By Jack Forehand via Validea Guru’s Blog
There is probably nothing that hurts our investment returns more than our behavior. We spend a lot of time debating things like whether we should invest in active or passive funds or whether value or momentum is a better investing factor, but in doing that we often lose sight of the thing that studies have shown detracts from our returns more than all of that.
The way we are wired as human beings has been very helpful for our survival as a species, but it is a significant hindrance for our investment portfolios.
For this week’s interview, we are going to take an in depth look at behavior in investing, how it hurts us, and what can potentially be done about it. My guest is psychologist Dr. Daniel Crosby. Daniel is the author of three books on Behavioral Finance, including the recent best seller The Behavioral Investor. He also recently became the Chief Behavior Officer at Brinker Capital.
Behavioral Finance can be a complex topic and many experts in the area tend to explain it with a level of complexity that is difficult for your average investor to comprehend, but Daniel is the opposite of that. He is able to take very difficult concepts and explain them in a way that not only is easy to understand, but also focuses on practical solutions rather than complicated theory.
Jack: Thank you for taking the time to talk to us and congratulations on the new position.
Everyone seems to agree that our behavior has a significant negative impact on our investment returns. As investors, we tend to buy high and sell low, which is the exact opposite of what we should be doing. The actual impact can be difficult to measure, though, and the research seems to vary with respect to how significant of an issue this is. I have seen studies that estimate that behavior impacts returns less than one percent per year and others with estimates of four or five percent. The methods that are used to calculate this impact have also been subject to significant debate. Common methods used to calculate the effect like asset weighted mutual fund returns have been subject to scrutiny since there are a myriad of reasons investors add money to or withdraw money from mutual funds other than bad behavior. What is the best research you have seen on the impact of behavior on investment returns and what are the best methods you have seen to calculate the effect?
Daniel: While there’s a fair bit of disagreement about how best to measure the behavior gap, there is very little doubt about whether or not it exists and what causes it. The most conservative estimates put the behavior gap at just over 1% and the most dramatic (and most widely cited) estimate has it at over 4%. But whether you think it’s 1% or 4% (and I tend to think it’s somewhere in the middle), we can all agree that fees, poor timing and improper product selection are at the heart of investor performance.
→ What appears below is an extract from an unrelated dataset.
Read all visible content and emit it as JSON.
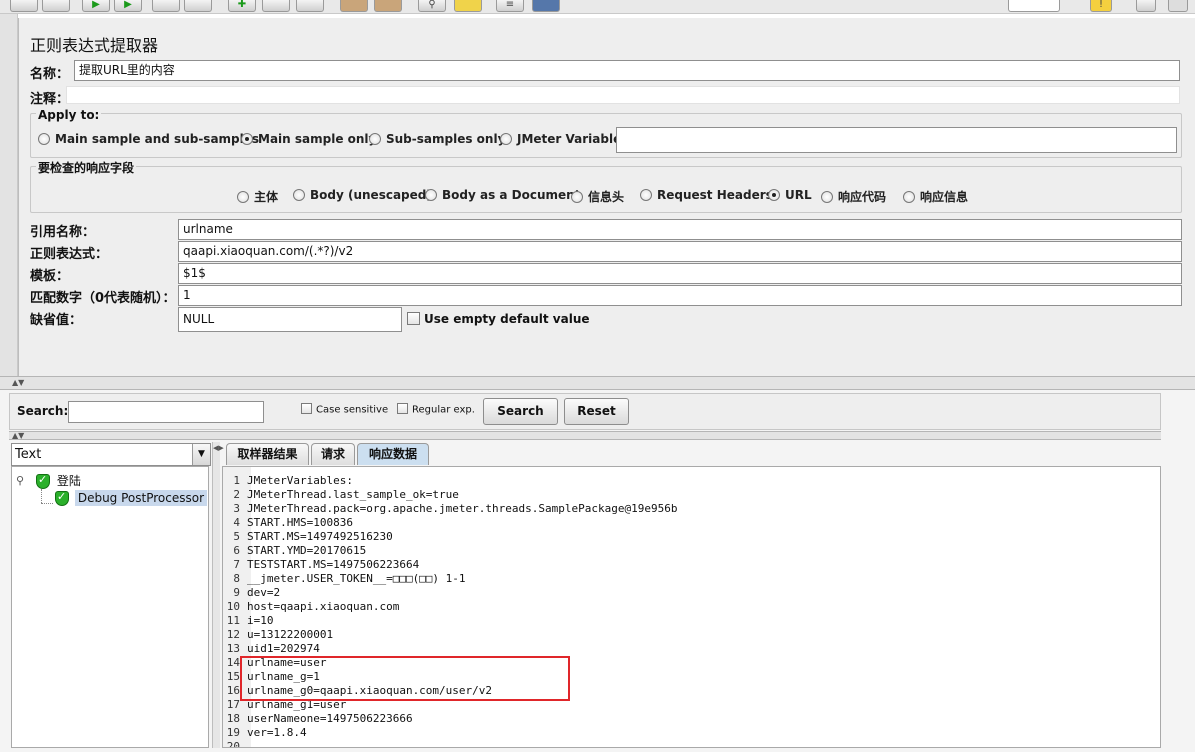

The lessons of the behavior gap for me are watch your fees, do less than you think you should and diversify within and between asset classes. To the first point, Morningstar found that the best predictor of fund performance is fees, simply because paying too much directly erodes your performance and directly contributes to the behavior gap. It’s wholly possible for an uneducated investor to overpay by 1% or more for a product, which would get you all the way to the most conservative estimates of the gap. In terms of activity, Meir Statman and others have found that in each of the 19 countries they examined, that performance decreases with increased account activity. Bearing this in mind, a big part of managing the behavior gap becomes getting investors to do as little as possible. Finally, there’s diversification which makes the ride more palatable for the average investor and is low ego made flesh. A diversified portfolio that owns the world is a concrete way of saying, “I have no idea what’s going to happen and I’m cool with that.”
Here is an excellent chart from Betterment with estimates of the behavior gap:
Jack: Despite the fact that we continue to learn more about the effect of behavior in investing, the problem continues to persist. Given the way human beings are wired, that may be inevitable, but there is the potential that continued research in this area combined with technological innovations could improve things over time, and may have done so already. Do you think the problem is getting better or do you think that our nature as human beings will always limit our ability to solve this?
Daniel: Advances in behavioral finance can improve significantly, but will never fully eradicate, the tendency of investors to make poor decisions. The reason this is so is that there’s a profound “knowing-doing gap” that owes to the difficulty of implementing things that are psychologically tough, even if we know them to be true. Smoking is a great example. For a long time, the dangers of smoking were not fully understood and so in the 1960s, 42% of adults in the US smoked. As time went on, science began to tell us in great detail about the dangers of smoking, and while that has improved the ability of the public to make better decisions about their health, millions of people still smoke. Currently, 14% of Americans smoke and I’d wager that not a single one of those 16 million people believes that it’s a good idea. Likewise, as investors get more and more information about the impact of their behavior, many will make better decisions, but there will always be a significant minority of the population that makes ill-advised decisions about their wealth, simply because it’s emotionally expedient.